In terms of being the least complicated, most direct and greatest method of self-defense going, I would not argue against Krav Maga. Simplicity was the very basis for its genesis, and, with a few weeks of intensive training, Krav’s first Israeli Army students, more than 50 years ago, found themselves acquiring life-saving skills very quickly and most efficiently, thus proving its original concepts and philosophy.
I am well into my second decade of studying and instructing this unique martial art, now having attained Israeli certified 3rd degree black belt status; thusly, I am quite skilled, but my very nature tells me there is always more, so much more!
While Krav’s linear and kinetic approach is very effective, this “straight-line” concept can have its disadvantages, as with every martial art, quite frankly. For example, some attackers simply do not go down with an elbow to the face and knee to the groin; I’ve seen it, and have experienced it. Their pain threshold, especially if alcohol (or PCP) infused, is extremely high, which makes them extremely dangerous. A 100-pound woman might only further enrage her assailant by re-arranging his nose with her elbow, as the Krav Maga technique of escaping a frontal choke assault has taught her.

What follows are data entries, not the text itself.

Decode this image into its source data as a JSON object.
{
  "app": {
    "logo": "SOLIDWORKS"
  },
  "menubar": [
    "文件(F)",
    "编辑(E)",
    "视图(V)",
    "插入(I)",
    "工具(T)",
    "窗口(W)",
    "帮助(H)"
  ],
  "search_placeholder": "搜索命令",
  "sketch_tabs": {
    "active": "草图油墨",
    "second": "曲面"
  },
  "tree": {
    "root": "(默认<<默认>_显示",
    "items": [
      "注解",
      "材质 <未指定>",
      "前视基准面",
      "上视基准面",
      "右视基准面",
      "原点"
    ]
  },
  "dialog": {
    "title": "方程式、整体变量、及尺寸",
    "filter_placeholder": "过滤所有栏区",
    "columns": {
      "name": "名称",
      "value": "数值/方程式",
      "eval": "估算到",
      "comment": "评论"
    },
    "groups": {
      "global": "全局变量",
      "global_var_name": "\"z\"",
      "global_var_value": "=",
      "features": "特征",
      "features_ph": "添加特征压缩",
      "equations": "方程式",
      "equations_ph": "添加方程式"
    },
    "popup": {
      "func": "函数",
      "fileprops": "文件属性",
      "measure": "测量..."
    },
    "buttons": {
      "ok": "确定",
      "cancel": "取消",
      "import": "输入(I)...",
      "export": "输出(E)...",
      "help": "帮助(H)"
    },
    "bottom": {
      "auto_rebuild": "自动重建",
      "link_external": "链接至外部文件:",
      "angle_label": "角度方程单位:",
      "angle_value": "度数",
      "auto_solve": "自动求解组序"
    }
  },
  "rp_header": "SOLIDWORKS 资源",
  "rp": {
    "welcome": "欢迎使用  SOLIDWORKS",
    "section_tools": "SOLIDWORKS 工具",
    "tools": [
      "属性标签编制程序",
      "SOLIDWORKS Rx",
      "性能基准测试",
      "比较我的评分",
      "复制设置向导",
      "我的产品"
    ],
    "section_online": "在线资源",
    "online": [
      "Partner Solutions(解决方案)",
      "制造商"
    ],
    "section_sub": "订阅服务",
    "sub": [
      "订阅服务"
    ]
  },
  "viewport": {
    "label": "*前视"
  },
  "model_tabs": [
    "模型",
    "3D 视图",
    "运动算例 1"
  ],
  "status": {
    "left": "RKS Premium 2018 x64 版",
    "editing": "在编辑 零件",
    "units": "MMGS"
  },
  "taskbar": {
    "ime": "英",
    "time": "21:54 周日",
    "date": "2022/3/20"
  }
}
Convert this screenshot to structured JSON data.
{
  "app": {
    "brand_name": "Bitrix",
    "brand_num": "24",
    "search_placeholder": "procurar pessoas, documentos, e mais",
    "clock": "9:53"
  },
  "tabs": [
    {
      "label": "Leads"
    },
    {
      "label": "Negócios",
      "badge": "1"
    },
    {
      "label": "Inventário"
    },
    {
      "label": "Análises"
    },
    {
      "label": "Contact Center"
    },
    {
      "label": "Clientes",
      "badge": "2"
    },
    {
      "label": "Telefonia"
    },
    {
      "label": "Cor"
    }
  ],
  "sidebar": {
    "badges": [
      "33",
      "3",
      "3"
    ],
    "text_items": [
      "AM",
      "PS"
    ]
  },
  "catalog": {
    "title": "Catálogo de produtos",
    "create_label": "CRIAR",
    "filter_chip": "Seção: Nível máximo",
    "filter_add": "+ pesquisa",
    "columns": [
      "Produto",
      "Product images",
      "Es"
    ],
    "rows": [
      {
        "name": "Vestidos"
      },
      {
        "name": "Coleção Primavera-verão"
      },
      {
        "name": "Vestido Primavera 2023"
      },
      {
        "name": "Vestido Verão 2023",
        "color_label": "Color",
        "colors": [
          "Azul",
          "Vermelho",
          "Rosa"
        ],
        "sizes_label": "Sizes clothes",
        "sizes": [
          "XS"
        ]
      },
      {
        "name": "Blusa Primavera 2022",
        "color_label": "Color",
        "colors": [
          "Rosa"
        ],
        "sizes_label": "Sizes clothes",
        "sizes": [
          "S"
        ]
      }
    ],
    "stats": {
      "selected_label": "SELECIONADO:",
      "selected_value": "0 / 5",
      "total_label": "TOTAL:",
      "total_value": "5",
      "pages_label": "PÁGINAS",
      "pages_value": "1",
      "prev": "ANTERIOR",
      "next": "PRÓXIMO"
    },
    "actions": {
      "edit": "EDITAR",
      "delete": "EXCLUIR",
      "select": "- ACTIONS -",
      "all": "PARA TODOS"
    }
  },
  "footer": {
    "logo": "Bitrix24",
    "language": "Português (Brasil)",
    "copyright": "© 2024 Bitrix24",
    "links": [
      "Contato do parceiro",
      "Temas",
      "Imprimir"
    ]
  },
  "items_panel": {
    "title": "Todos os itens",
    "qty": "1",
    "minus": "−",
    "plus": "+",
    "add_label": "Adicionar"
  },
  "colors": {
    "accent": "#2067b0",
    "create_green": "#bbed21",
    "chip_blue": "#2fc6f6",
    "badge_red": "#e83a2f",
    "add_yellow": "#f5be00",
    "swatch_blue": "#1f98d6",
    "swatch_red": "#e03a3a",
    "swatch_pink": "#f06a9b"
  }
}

While this skill may work for me, as I am quick and “creative”, it could be trouble for said female.
This is not to diminish, whatsoever, the merits of this Israeli method of hand-to-hand combat; it’s quite effective and brutal, which is more often than not truly required. I would suggest, however, that all should supplement their training with some kind of “curved-line” or circular martial art. Much the same as a boxer whose left jab and right cross straights are direct and to the point, so to speak; a great hook and upper-cut (both circular) are brilliant compliments.
There are several wonderful curved-style martial arts, most notably: the myriad of Japanese JuJutsu systems, Korea’s Hapkido, numerous Filipino arts including the blended Jeet Kune Do (Chinese influenced ala Bruce Lee) along with their culture of weapons and training, Kung Fu, etc.; ALL incorporating hard and soft style techniques.
Find a Krav Maga teacher that employs both linear and curved approaches, someone with real experience and skill, and your training will be so much more interesting and complete!